**Data for processing:**

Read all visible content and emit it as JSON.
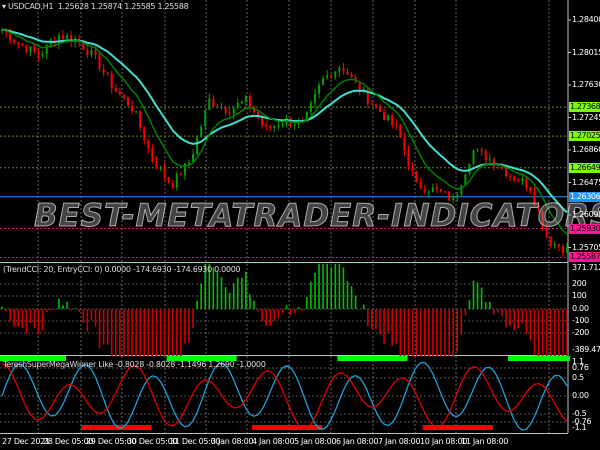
{
  "main_chart": {
    "title": "USDCAD,H1",
    "ohlc": [
      "1.25628",
      "1.25874",
      "1.25585",
      "1.25588"
    ],
    "price_ticks": [
      "1.28400",
      "1.28015",
      "1.27630",
      "1.27245",
      "1.26860",
      "1.26475",
      "1.26090",
      "1.25705"
    ],
    "price_tags": [
      {
        "value": "1.27368",
        "color": "#7cfc00"
      },
      {
        "value": "1.27025",
        "color": "#7cfc00"
      },
      {
        "value": "1.26649",
        "color": "#7cfc00"
      },
      {
        "value": "1.26306",
        "color": "#1e90ff"
      },
      {
        "value": "1.25930",
        "color": "#ff1493"
      },
      {
        "value": "1.25587",
        "color": "#ff1493"
      }
    ],
    "watermark": "BEST-METATRADER-INDICATORS.COM"
  },
  "cci_panel": {
    "title": "(TrendCCI: 20, EntryCCI: 0)",
    "values": "0.0000 -174.6930 -174.6930 0.0000",
    "ticks": [
      "371.7126",
      "200",
      "100",
      "0.00",
      "-100",
      "-200",
      "-389.4724"
    ]
  },
  "megawinner_panel": {
    "title": "TereshSuperMegaWinner Like",
    "values": "-0.8028 -0.8028 -1.1496 1.2690 -1.0000",
    "ticks": [
      "1.1",
      "0.76",
      "0.5",
      "0.00",
      "-0.5",
      "-0.76",
      "-1.1"
    ]
  },
  "time_axis": [
    "27 Dec 2021",
    "28 Dec 05:00",
    "29 Dec 05:00",
    "30 Dec 05:00",
    "31 Dec 05:00",
    "3 Jan 08:00",
    "4 Jan 08:00",
    "5 Jan 08:00",
    "6 Jan 08:00",
    "7 Jan 08:00",
    "10 Jan 08:00",
    "11 Jan 08:00"
  ],
  "chart_data": {
    "type": "candlestick",
    "symbol": "USDCAD",
    "timeframe": "H1",
    "ylim": [
      1.2553,
      1.2856
    ],
    "approx_close_path": [
      1.28282,
      1.28104,
      1.27985,
      1.28222,
      1.28163,
      1.27926,
      1.27571,
      1.27334,
      1.26741,
      1.26445,
      1.26741,
      1.27452,
      1.27334,
      1.27452,
      1.27097,
      1.27215,
      1.27156,
      1.27689,
      1.27867,
      1.27571,
      1.27334,
      1.27097,
      1.26445,
      1.26386,
      1.26267,
      1.2686,
      1.26741,
      1.26563,
      1.26445,
      1.25793,
      1.25674
    ],
    "colors": {
      "up": "#00a000",
      "down": "#ff0000",
      "ma_slow": "#40e0d0",
      "ma_fast": "#008000",
      "cci_pos": "#00c000",
      "cci_neg": "#d00000"
    }
  }
}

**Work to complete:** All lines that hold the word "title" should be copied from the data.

**Solution to the problem:**
    "title": "USDCAD,H1",
    "title": "(TrendCCI: 20, EntryCCI: 0)",
    "title": "TereshSuperMegaWinner Like",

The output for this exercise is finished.